A classic 1980 view by Chris Anderson of a Gwabegar-bound goods train between Ryalstone and Mudgee, with a 48 Class up front followed by an assortment of S-wagons, a bogie goods van, nad several flat wagons loaded with RACE containers. RACE was a cooperative effort by several Australian state rail systems to pool containers for domestic less-than-carload shipments of traffic (think: United Parcel Service). These cars would be set out at Mudgee.
I like a little bawdiness in my Australian place names. South Coast Rail has a whole epistle given to unusual Australian place names. (Burrumbuttock--there's a name to fuel the imagination. How about Coonabarabran? I'm mostly intrigued on that one given the Wikipedia entry on how it got its name:
"It seems no one really knows the source and meaning of the word Coonabarabran. It may derive from a person's name or from the Kamilaroi language word 'gunbaraaybaa' meaning 'excrement', translated earlier as meaning, 'peculiar odour', this possibly is a bowdlerisation. Another meaning is derived from an Aboriginal word for 'inquisitive person'." Quite a divergent pair of choices. I'm guessing the former is the real story, and the Aboriginals just told the settlers the latter to appease them. But I digress.) Walla Walla doesn't even make the list!
So, there will be no double-decked dual Walla Walla railway this time. I'm sticking to New South Wales, and proto-freelancing a rural branchline terminal. I'd been kicking this one around for quite awhile after seeing railway models in Australia based on this concept. Bowen Creek quite comes to mind. And most recently, Burrowa. I like the idea of a sun-baked, drought-stricken nowhere little town in central New South Wales. Call it late 1970s, when rural traffic was in decline. The franchise was on shaky legs. The inspectors weren't as regular out on the far reaches of the territory, so the paint is peeling, the weeds and high grasses are taking over the roadbed, and without steam, those Sellars turntables are starting to get a little balky in their operation.
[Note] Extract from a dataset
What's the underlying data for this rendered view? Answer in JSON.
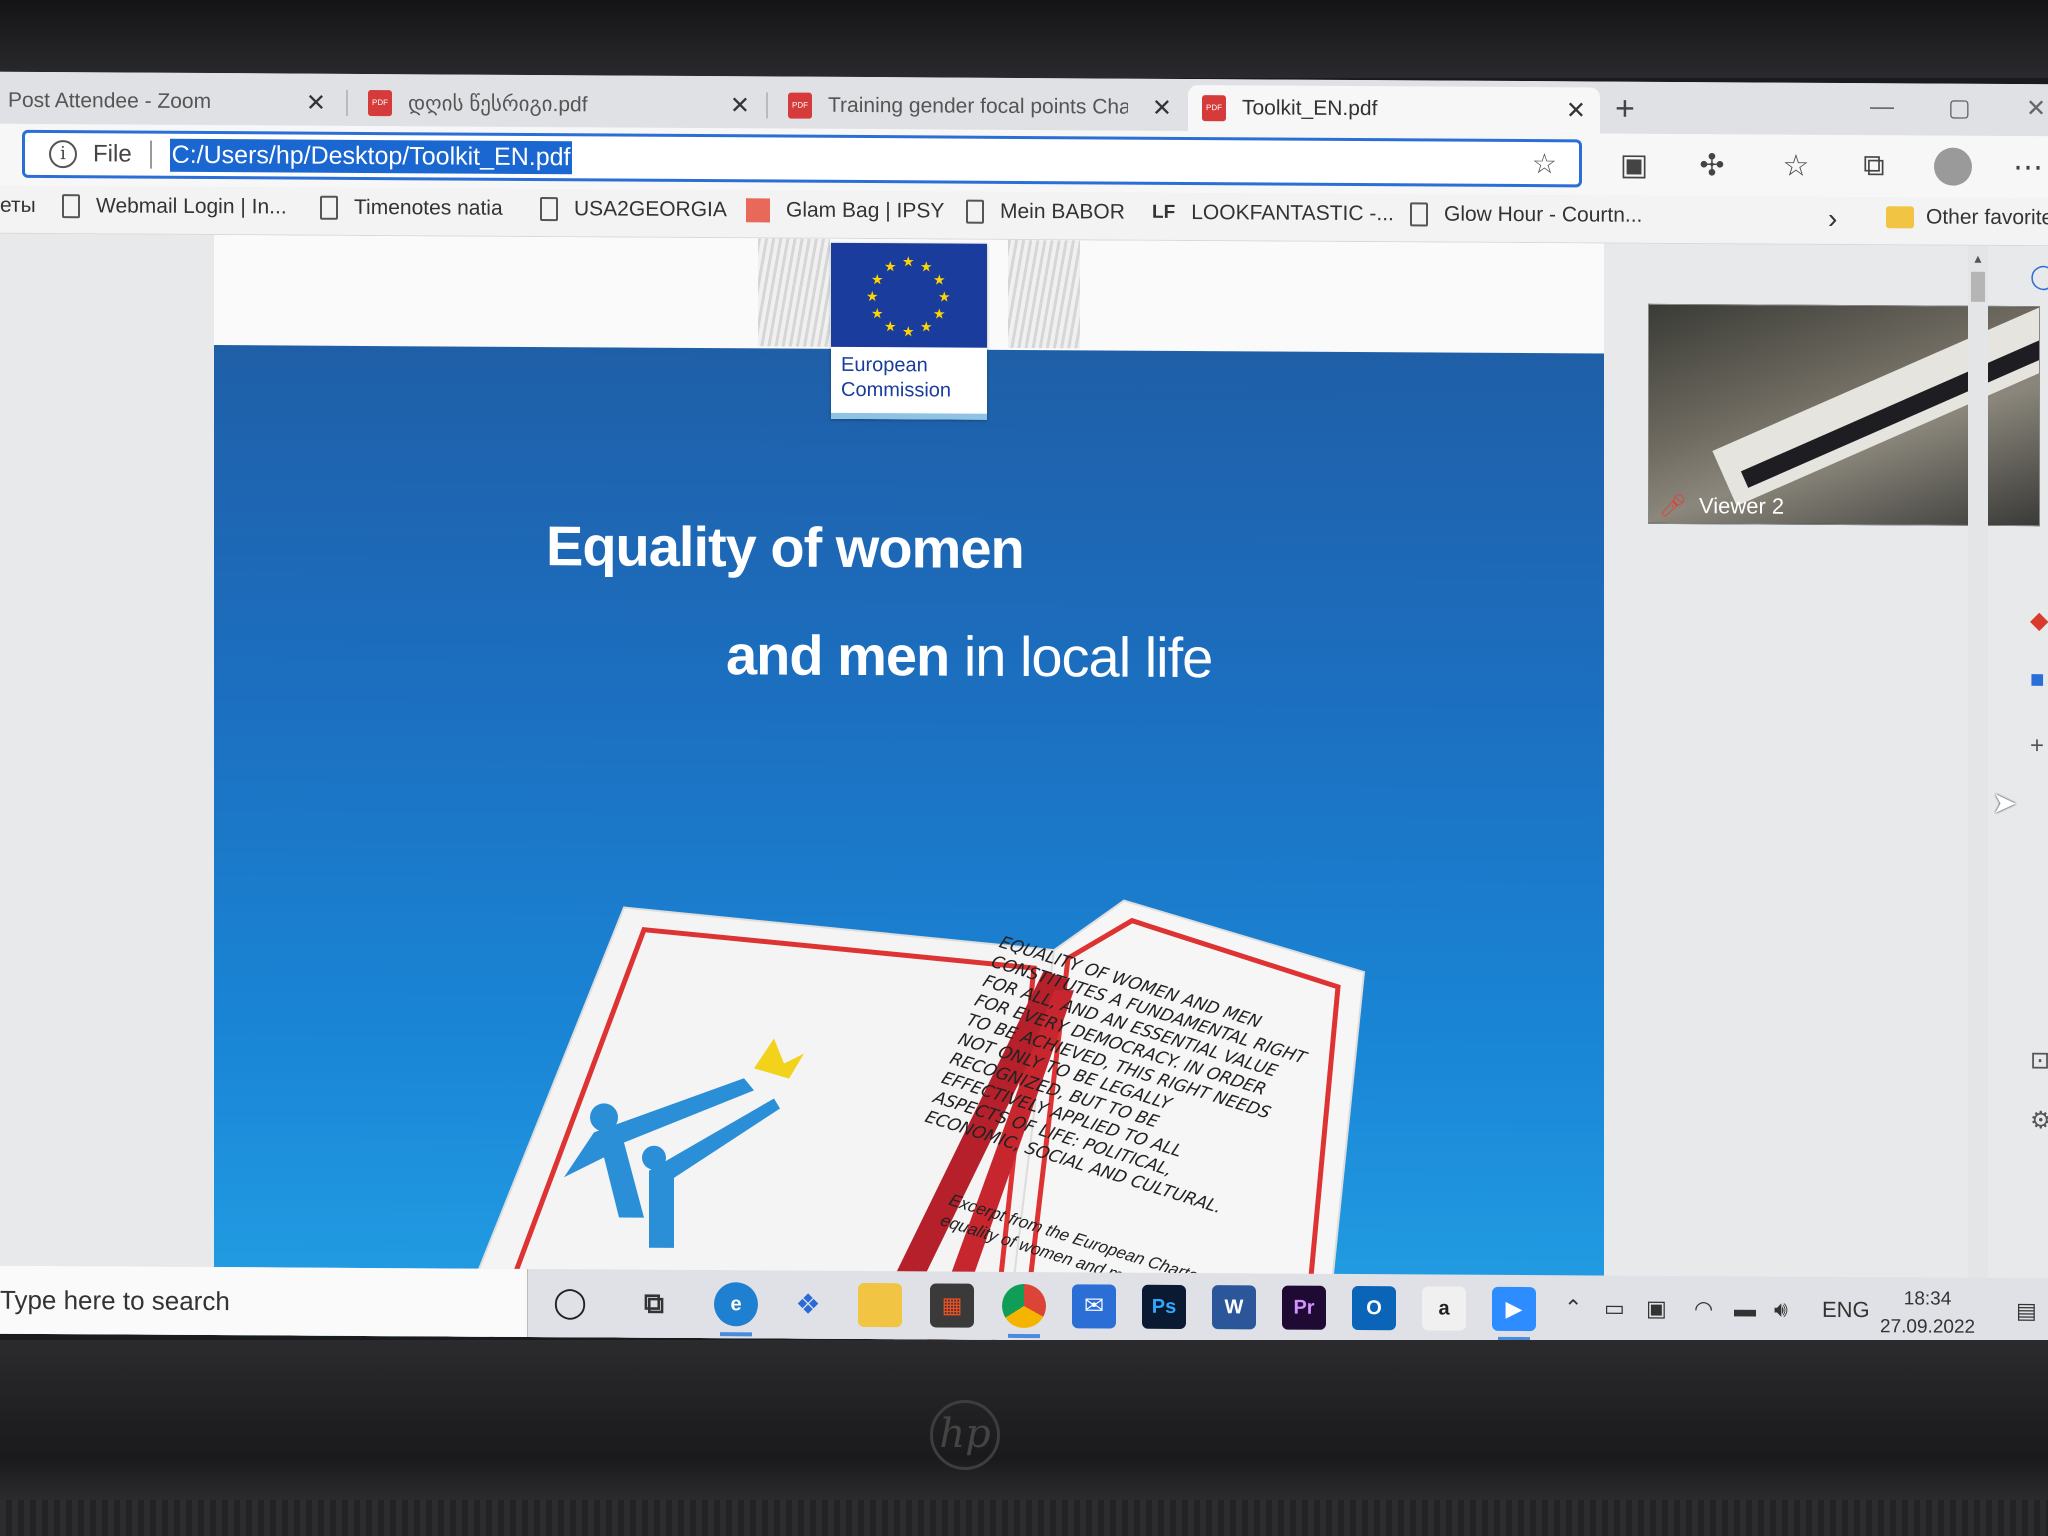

I scaled back ambitions from Narrabri this time. I'm hoping that by concentrating on the visual and operating experience of such a branchline terminal, I can accomplish my goals. I'm still striving for operations, but realistically I know I'm somewhat of a lone wolf (with a few other wolfs time to time for company) and need to have a railroad that is fun to build and scenic, doesn't require an overwhelming amount of rolling stock or locomotives, and can be operated by two or three--or even one.
So, welcome to Buggardine. Okay, bad joke--but the original name, Dilgonga, was even more double-entrendred.
Where is Buggardine? The name is influenced by Baradine, on the Gwabegar line. I love the Warrambungles, and the idea that grain trains came off the plains and down the canyons of this rugged piece of New South Wales. I didn't want to be constrained by an actual prototype, so le's forget for now that Gwabegar didn't exist, and Buggardine did.
Another 1980 Chris Anderson view, as the 4853, an earlier series 48 class, wheels 10 empty S-wagons and a GHG guard van along the Gwabegar branch near Yearinan with a Baradine-bound goods train. Light rail and minimal ballast!
It's a small town, maybe the council seat of the shire. To the south and west are the jagged Warrambungles. To the north and east, the flat plains of the wheat belt. A thrice-weekly goods train calls here, the timetable bolstered by conditional extra schedules for wheat, occasionally livestock movements, and depending upon contracts, containerized cotton extras (the cotton industry, as it has in the nearby Namoi region, has recently taken root in the area, and containers are loaded on a newly-paved apron adjacent to the old flour siding).
The infrastructure is typical of rural NSW locations: station, loading bank, light crane, goods shed. A silo. Livestock pens. There's a weed-grown track leading to a 60' turntable and unused coal stage, and near there, a decaying bunk house for crews that no longer stay in town. A stationmaster's home, water tank and ganger's shed complete the terminus scene; two parallel sidings run into town, serving two oil distributors and a flour mill, and the aforementioned new loading area for cotton containers.
Just outside of town, on a separate dead-end siding with a run-around track, partially obscured by trees and rising hills, is a new, modern wheat board high-throughput grain elevator complex, visited in season my tandem branch line locomotives and the new WHX/WTY wheat wagons.
Completing the scene is a panorama leaving town, dropping down into the Warrambungles, a peaceful scene across the paddocks where sheep and cattle graze.
It seems doable, and given the right amount of "restraint," I have the room to keep the layout uncrowded and believable.
Just a sketch, but. . .you get the idea.